The Office For National Statistics says that, in real terms, the average worker is 62% better off than they were in 1986.
This figure from the ONS takes into account price rises based on the Consumer Prices Index over the period.
Between 1986 and 2011 wages on average rose from Â£3.87p an hour to Â£12.62p an hour, an increase of 226%. But bear in mind that gold rose from about Â£292.50p to Â£1.039 an ounce over the same period (up 255%) and the average house according to Nationwide cost about Â£38,251 in 1986 and Â£166,597 in 2011 (up 335%).
But in the same period the cost of living rose so that what would cost Â£1 in 1986 cost Â£2.01p in 2011.
But it has been the highest earners who have benefitted over the decades. The pay of the top earners has doubled, whilst those just above the ten percentile only saw an increase of 47%.
Those people right at the bottom had their incomes boosted by 70%, mainly due to the introduction of the minimum wage in 1999.
Whereas those right at the top, in the upper one percentile, saw their incomes increase by 117%.
This Podcast from the ONS explains it with graphs and pictures.
It looks like those workers who sat between the minimum wage and the average wage fared the worst – and did so through both colours of government.
The gap between rich and poor was the largest in London, no surprise there, with the ratio between highest and lowest earners being 16.2 times. In Wales where the ratio is the smallest the highest earners only got seven times more than the lowest paid.

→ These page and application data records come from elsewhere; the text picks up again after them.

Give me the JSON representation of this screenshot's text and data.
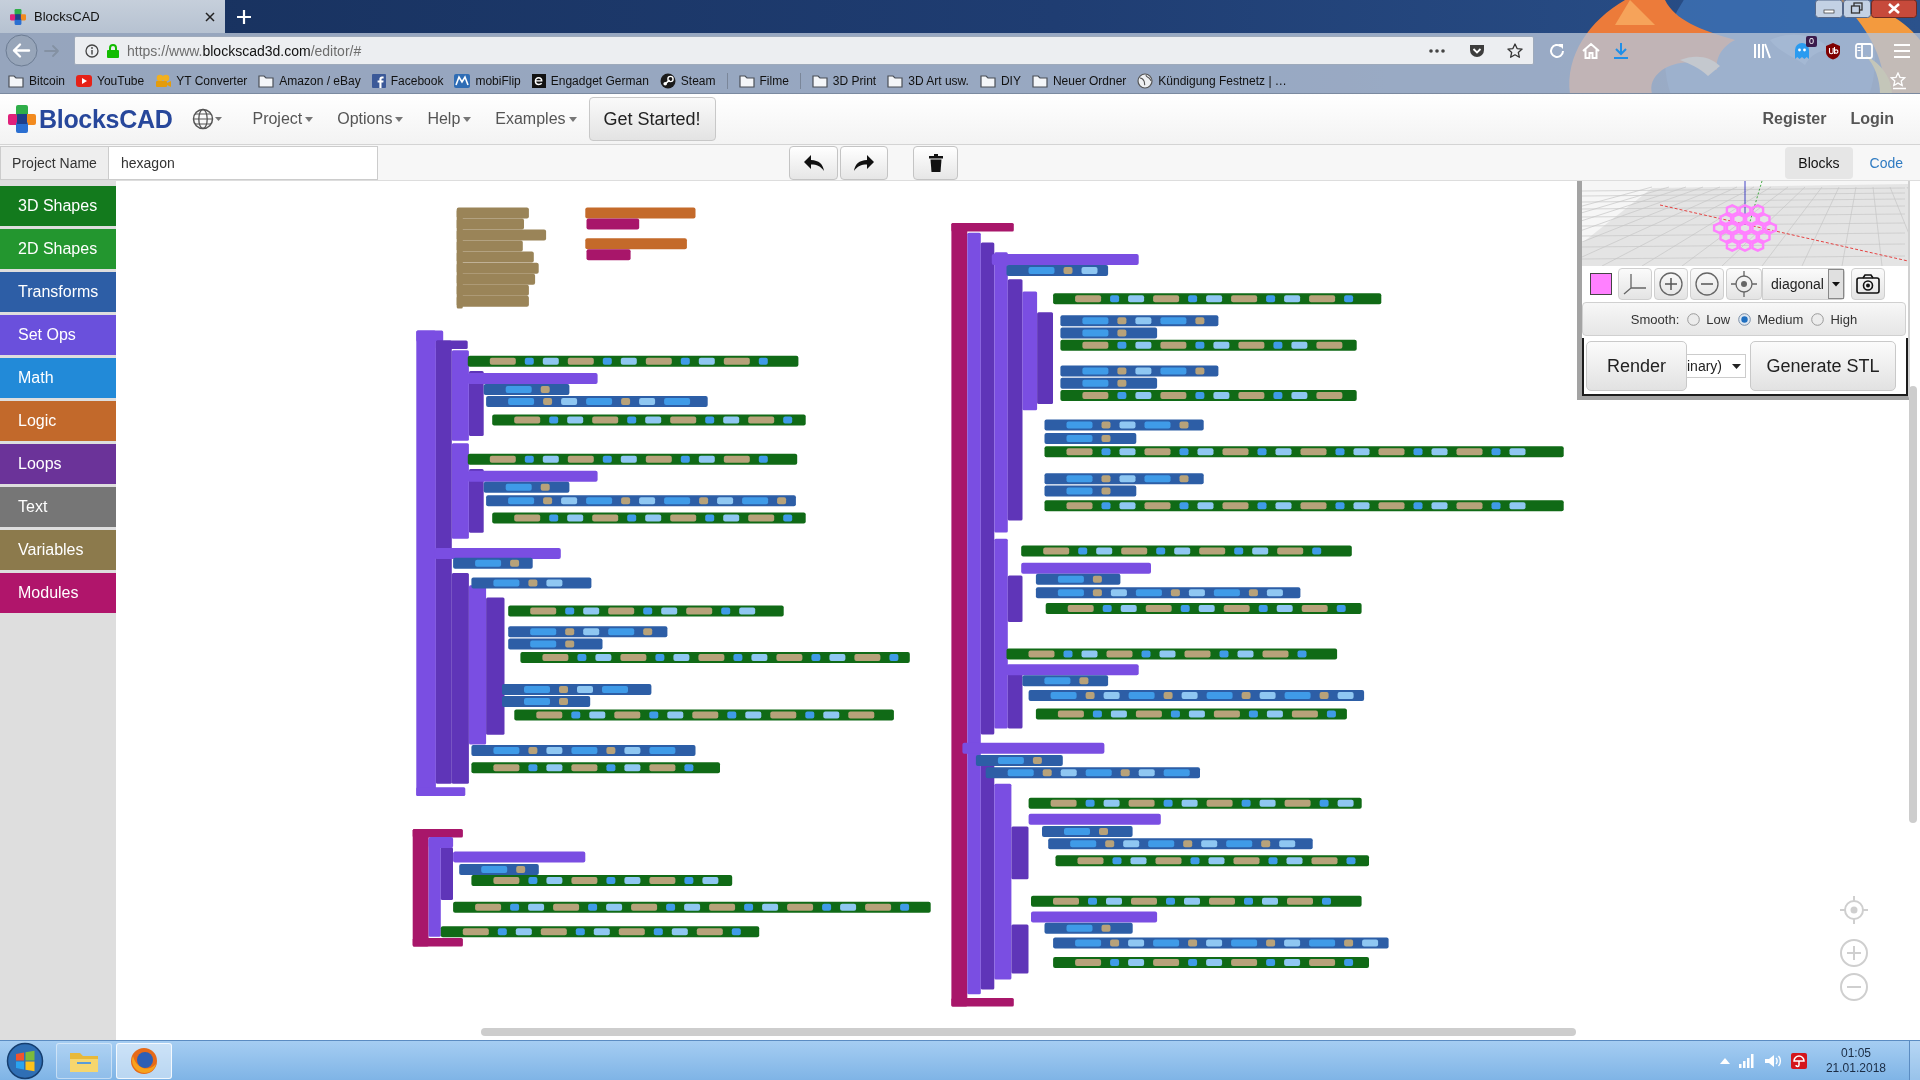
{
  "browser": {
    "tab": {
      "title": "BlocksCAD"
    },
    "address": {
      "scheme": "https://www.",
      "domain": "blockscad3d.com",
      "path": "/editor/#"
    },
    "extension_badge": "0",
    "bookmarks": [
      {
        "kind": "folder",
        "label": "Bitcoin"
      },
      {
        "kind": "youtube",
        "label": "YouTube"
      },
      {
        "kind": "camera",
        "label": "YT Converter"
      },
      {
        "kind": "folder",
        "label": "Amazon / eBay"
      },
      {
        "kind": "facebook",
        "label": "Facebook"
      },
      {
        "kind": "mobiflip",
        "label": "mobiFlip"
      },
      {
        "kind": "engadget",
        "label": "Engadget German"
      },
      {
        "kind": "steam",
        "label": "Steam"
      },
      {
        "kind": "separator"
      },
      {
        "kind": "folder",
        "label": "Filme"
      },
      {
        "kind": "separator"
      },
      {
        "kind": "folder",
        "label": "3D Print"
      },
      {
        "kind": "folder",
        "label": "3D Art usw."
      },
      {
        "kind": "folder",
        "label": "DIY"
      },
      {
        "kind": "folder",
        "label": "Neuer Ordner"
      },
      {
        "kind": "globe",
        "label": "Kündigung Festnetz | …"
      }
    ]
  },
  "app": {
    "brand": "BlocksCAD",
    "menus": [
      "Project",
      "Options",
      "Help",
      "Examples"
    ],
    "get_started": "Get Started!",
    "account_links": [
      "Register",
      "Login"
    ],
    "project_name": {
      "label": "Project Name",
      "value": "hexagon"
    },
    "view_tabs": [
      {
        "label": "Blocks",
        "selected": true
      },
      {
        "label": "Code",
        "selected": false
      }
    ],
    "categories": [
      {
        "label": "3D Shapes",
        "color": "#137a1d"
      },
      {
        "label": "2D Shapes",
        "color": "#23962f"
      },
      {
        "label": "Transforms",
        "color": "#2d5ea6"
      },
      {
        "label": "Set Ops",
        "color": "#6a50dc"
      },
      {
        "label": "Math",
        "color": "#228ad8"
      },
      {
        "label": "Logic",
        "color": "#c2692b"
      },
      {
        "label": "Loops",
        "color": "#6b3399"
      },
      {
        "label": "Text",
        "color": "#767676"
      },
      {
        "label": "Variables",
        "color": "#8c7a4c"
      },
      {
        "label": "Modules",
        "color": "#b0156b"
      }
    ],
    "preview": {
      "color": "#ff80ff",
      "view": "diagonal",
      "smooth": {
        "label": "Smooth:",
        "options": [
          {
            "label": "Low",
            "selected": false
          },
          {
            "label": "Medium",
            "selected": true
          },
          {
            "label": "High",
            "selected": false
          }
        ]
      },
      "render": "Render",
      "stl_format": "inary)",
      "generate": "Generate STL"
    }
  },
  "taskbar": {
    "apps": [
      {
        "kind": "explorer",
        "selected": false
      },
      {
        "kind": "firefox",
        "selected": true
      }
    ],
    "time": "01:05",
    "date": "21.01.2018"
  }
}
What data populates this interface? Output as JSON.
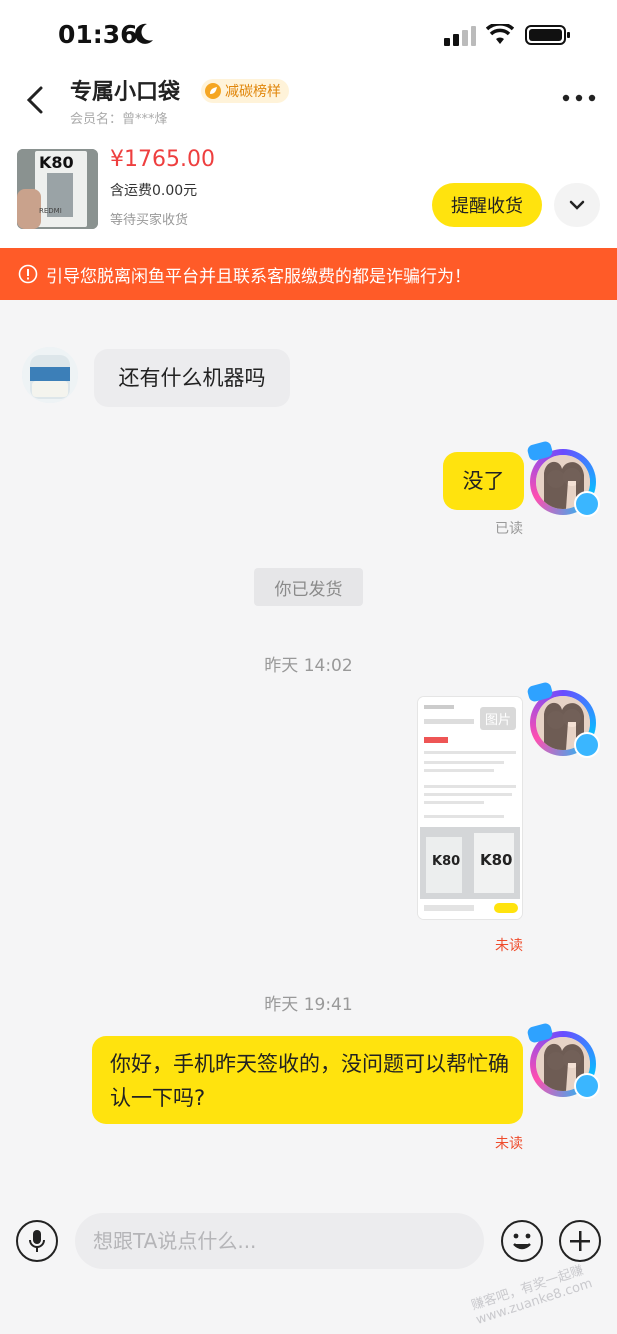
{
  "status_bar": {
    "time": "01:36"
  },
  "header": {
    "title": "专属小口袋",
    "badge": "减碳榜样",
    "member": "会员名：曾***烽"
  },
  "order": {
    "thumb_text": "K80",
    "thumb_brand": "REDMI",
    "price": "¥1765.00",
    "shipping": "含运费0.00元",
    "status": "等待买家收货",
    "remind_button": "提醒收货"
  },
  "warning": "引导您脱离闲鱼平台并且联系客服缴费的都是诈骗行为！",
  "messages": {
    "m1": "还有什么机器吗",
    "m2": "没了",
    "m2_status": "已读",
    "system": "你已发货",
    "time1": "昨天 14:02",
    "image_label": "图片",
    "image_status": "未读",
    "time2": "昨天 19:41",
    "m3": "你好，手机昨天签收的，没问题可以帮忙确认一下吗?",
    "m3_status": "未读"
  },
  "input": {
    "placeholder": "想跟TA说点什么..."
  },
  "watermark": "赚客吧，有奖一起赚 www.zuanke8.com",
  "colors": {
    "accent": "#ffe30e",
    "warning": "#ff5b28",
    "price": "#ee3f3f"
  }
}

The ONS says that aircraft pilots and engineers earned the most in 2011 and waiters/waitresses and bar staff get the least.